(Extracted material begins)

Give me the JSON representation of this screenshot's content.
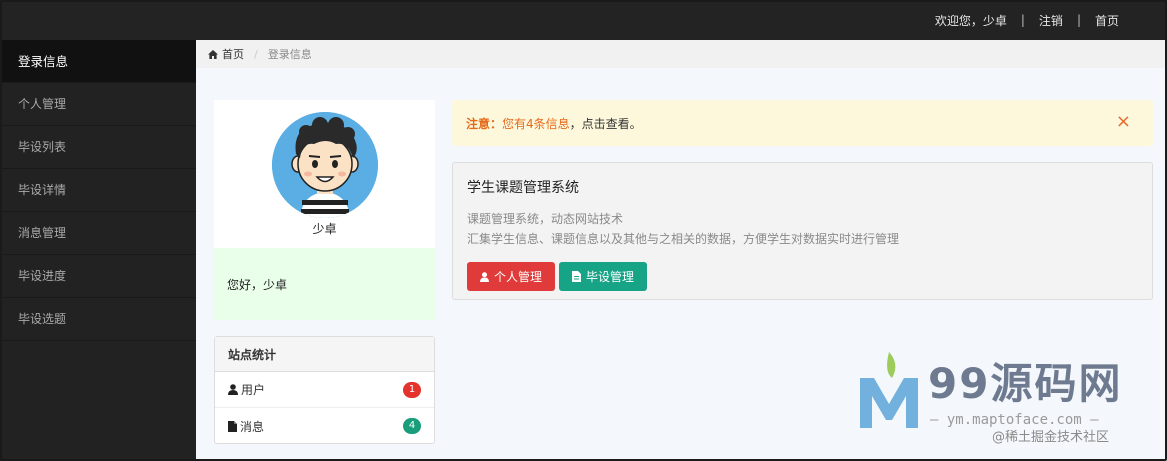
{
  "topbar": {
    "welcome": "欢迎您，少卓",
    "logout": "注销",
    "home": "首页"
  },
  "sidebar": {
    "items": [
      {
        "label": "登录信息"
      },
      {
        "label": "个人管理"
      },
      {
        "label": "毕设列表"
      },
      {
        "label": "毕设详情"
      },
      {
        "label": "消息管理"
      },
      {
        "label": "毕设进度"
      },
      {
        "label": "毕设选题"
      }
    ]
  },
  "breadcrumb": {
    "home": "首页",
    "current": "登录信息"
  },
  "profile": {
    "name": "少卓",
    "greeting": "您好，少卓"
  },
  "stats": {
    "title": "站点统计",
    "rows": [
      {
        "label": "用户",
        "count": "1",
        "icon": "user-icon",
        "badge_color": "#e5322d"
      },
      {
        "label": "消息",
        "count": "4",
        "icon": "file-icon",
        "badge_color": "#1a9d7a"
      }
    ]
  },
  "alert": {
    "label": "注意：",
    "message": "您有4条信息",
    "tail": "，点击查看。",
    "close": "×"
  },
  "panel": {
    "title": "学生课题管理系统",
    "line1": "课题管理系统，动态网站技术",
    "line2": "汇集学生信息、课题信息以及其他与之相关的数据，方便学生对数据实时进行管理",
    "btn_personal": "个人管理",
    "btn_thesis": "毕设管理"
  },
  "watermark": {
    "brand": "99源码网",
    "url": "— ym.maptoface.com —",
    "credit": "@稀土掘金技术社区"
  },
  "colors": {
    "topbar": "#232323",
    "sidebar": "#222222",
    "alert_text": "#e46a1b",
    "btn_red": "#e03a3a",
    "btn_green": "#17a386"
  }
}
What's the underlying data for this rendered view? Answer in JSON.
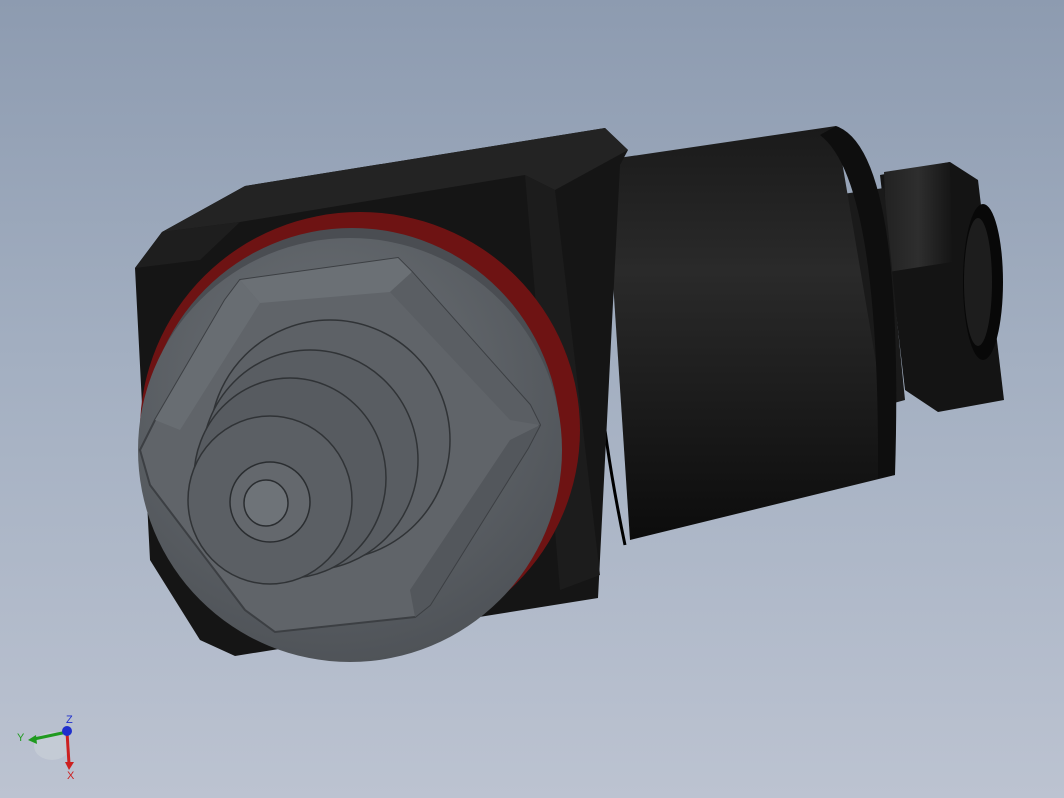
{
  "triad": {
    "z_label": "Z",
    "y_label": "Y",
    "x_label": "X",
    "x_color": "#cc1f1f",
    "y_color": "#1f9a1f",
    "z_color": "#1f2fcc"
  },
  "model": {
    "body_color": "#141414",
    "fitting_color": "#5a5e63",
    "seal_color": "#7a1414",
    "background_top": "#8d9bb0",
    "background_bottom": "#bcc3d1"
  }
}
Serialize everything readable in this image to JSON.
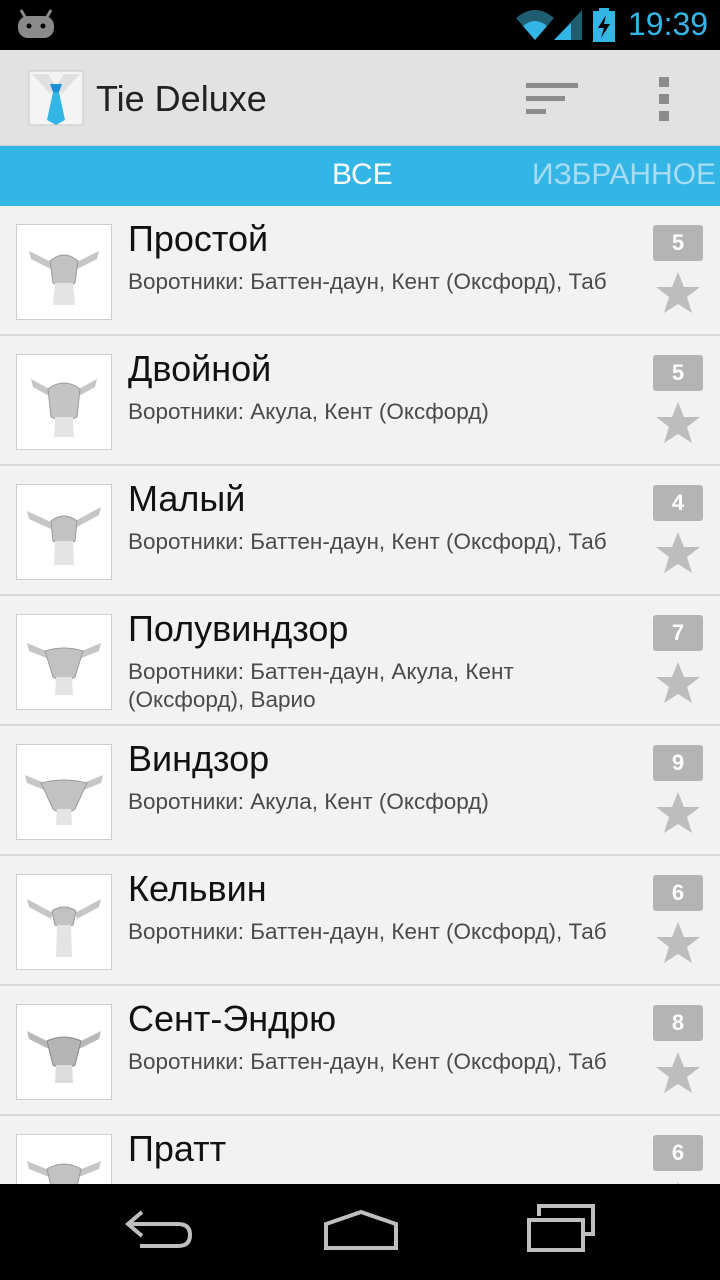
{
  "status_bar": {
    "time": "19:39"
  },
  "app_bar": {
    "title": "Tie Deluxe"
  },
  "tabs": [
    {
      "label": "ВСЕ",
      "selected": true
    },
    {
      "label": "ИЗБРАННОЕ",
      "selected": false
    }
  ],
  "knots": [
    {
      "name": "Простой",
      "collars": "Воротники: Баттен-даун, Кент (Оксфорд), Таб",
      "difficulty": "5"
    },
    {
      "name": "Двойной",
      "collars": "Воротники: Акула, Кент (Оксфорд)",
      "difficulty": "5"
    },
    {
      "name": "Малый",
      "collars": "Воротники: Баттен-даун, Кент (Оксфорд), Таб",
      "difficulty": "4"
    },
    {
      "name": "Полувиндзор",
      "collars": "Воротники: Баттен-даун, Акула, Кент (Оксфорд), Варио",
      "difficulty": "7"
    },
    {
      "name": "Виндзор",
      "collars": "Воротники: Акула, Кент (Оксфорд)",
      "difficulty": "9"
    },
    {
      "name": "Кельвин",
      "collars": "Воротники: Баттен-даун, Кент (Оксфорд), Таб",
      "difficulty": "6"
    },
    {
      "name": "Сент-Эндрю",
      "collars": "Воротники: Баттен-даун, Кент (Оксфорд), Таб",
      "difficulty": "8"
    },
    {
      "name": "Пратт",
      "collars": "",
      "difficulty": "6"
    }
  ],
  "icons": {
    "status": [
      "android-icon",
      "wifi-icon",
      "signal-icon",
      "battery-charging-icon"
    ],
    "app_bar": [
      "app-tie-icon",
      "sort-icon",
      "overflow-menu-icon"
    ],
    "row": [
      "knot-thumbnail",
      "favorite-star-icon"
    ],
    "nav": [
      "back-icon",
      "home-icon",
      "recents-icon"
    ]
  },
  "colors": {
    "accent": "#33b5e5",
    "tab_inactive": "#a8dcf3",
    "badge": "#b4b4b4",
    "star": "#bdbdbd",
    "list_bg": "#f2f2f2",
    "app_bar_bg": "#e2e2e2"
  }
}
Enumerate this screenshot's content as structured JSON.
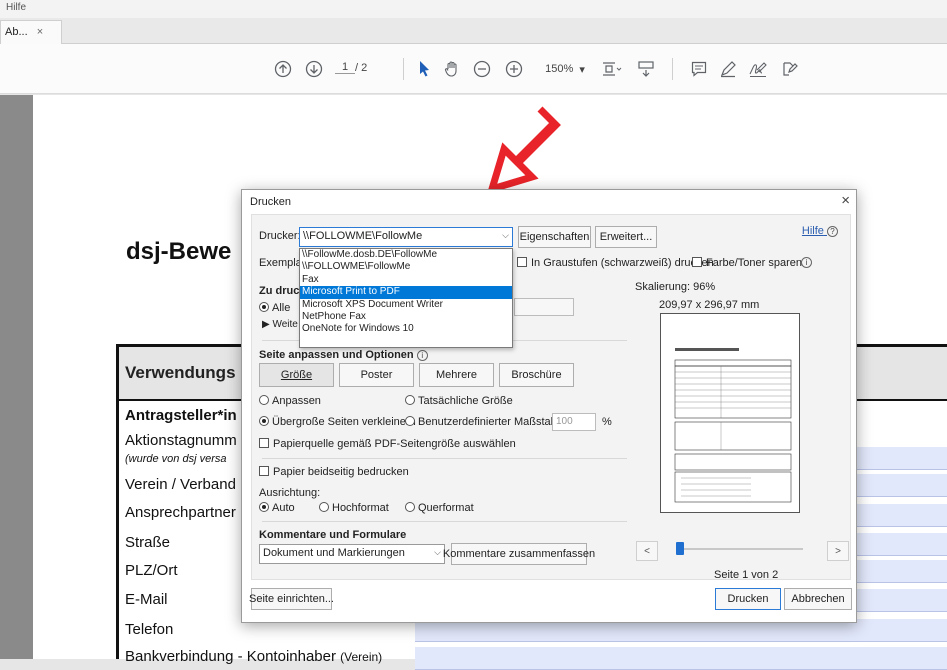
{
  "menubar": {
    "help": "Hilfe"
  },
  "tab": {
    "title": "Ab...",
    "close": "×"
  },
  "toolbar": {
    "page_current": "1",
    "page_total": "/ 2",
    "zoom": "150%",
    "zoom_chevron": "▾",
    "icons": [
      "arrow-up-circle",
      "arrow-down-circle",
      "select-cursor",
      "hand",
      "zoom-out",
      "zoom-in",
      "fit-page",
      "scroll-mode",
      "comment",
      "highlight",
      "sign",
      "fill-sign"
    ]
  },
  "document": {
    "title": "dsj-Bewe",
    "header": "Verwendungs",
    "rows": [
      "Antragsteller*in",
      "Aktionstagnumm",
      "(wurde von dsj versa",
      "Verein / Verband",
      "Ansprechpartner",
      "Straße",
      "PLZ/Ort",
      "E-Mail",
      "Telefon",
      "Bankverbindung - Kontoinhaber",
      "(Verein)"
    ]
  },
  "dialog": {
    "title": "Drucken",
    "close": "×",
    "help_link": "Hilfe",
    "help_icon": "?",
    "printer_label": "Drucker:",
    "printer_value": "\\\\FOLLOWME\\FollowMe",
    "properties_button": "Eigenschaften",
    "advanced_button": "Erweitert...",
    "copies_label": "Exempla",
    "grayscale_label": "In Graustufen (schwarzweiß) drucken",
    "save_toner_label": "Farbe/Toner sparen",
    "info_icon": "i",
    "printer_options": [
      "\\\\FollowMe.dosb.DE\\FollowMe",
      "\\\\FOLLOWME\\FollowMe",
      "Fax",
      "Microsoft Print to PDF",
      "Microsoft XPS Document Writer",
      "NetPhone Fax",
      "OneNote for Windows 10"
    ],
    "selected_option_index": 3,
    "pages_header": "Zu druck",
    "pages_all": "Alle",
    "pages_more": "▶ Weite",
    "fit_header": "Seite anpassen und Optionen",
    "fit_tabs": [
      "Größe",
      "Poster",
      "Mehrere",
      "Broschüre"
    ],
    "fit_options": {
      "fit": "Anpassen",
      "actual": "Tatsächliche Größe",
      "shrink": "Übergroße Seiten verkleinern",
      "custom": "Benutzerdefinierter Maßstab:",
      "custom_value": "100",
      "percent": "%"
    },
    "paper_source_label": "Papierquelle gemäß PDF-Seitengröße auswählen",
    "duplex_label": "Papier beidseitig bedrucken",
    "orientation_label": "Ausrichtung:",
    "orientation_options": [
      "Auto",
      "Hochformat",
      "Querformat"
    ],
    "comments_header": "Kommentare und Formulare",
    "comments_value": "Dokument und Markierungen",
    "summarize_button": "Kommentare zusammenfassen",
    "scale_label": "Skalierung: 96%",
    "page_size": "209,97 x 296,97 mm",
    "prev_button": "<",
    "next_button": ">",
    "page_indicator": "Seite 1 von 2",
    "setup_button": "Seite einrichten...",
    "print_button": "Drucken",
    "cancel_button": "Abbrechen"
  },
  "colors": {
    "accent": "#0078d7",
    "arrow": "#e8242a",
    "field": "#e2e8fb"
  }
}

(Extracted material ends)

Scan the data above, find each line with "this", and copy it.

■ Problem solution
Give me the JSON representation of this screenshot's content.
What's the underlying data for this rendered view? Answer in JSON.
Serialize everything readable in this image to JSON.
Enumerate this screenshot's content as structured JSON.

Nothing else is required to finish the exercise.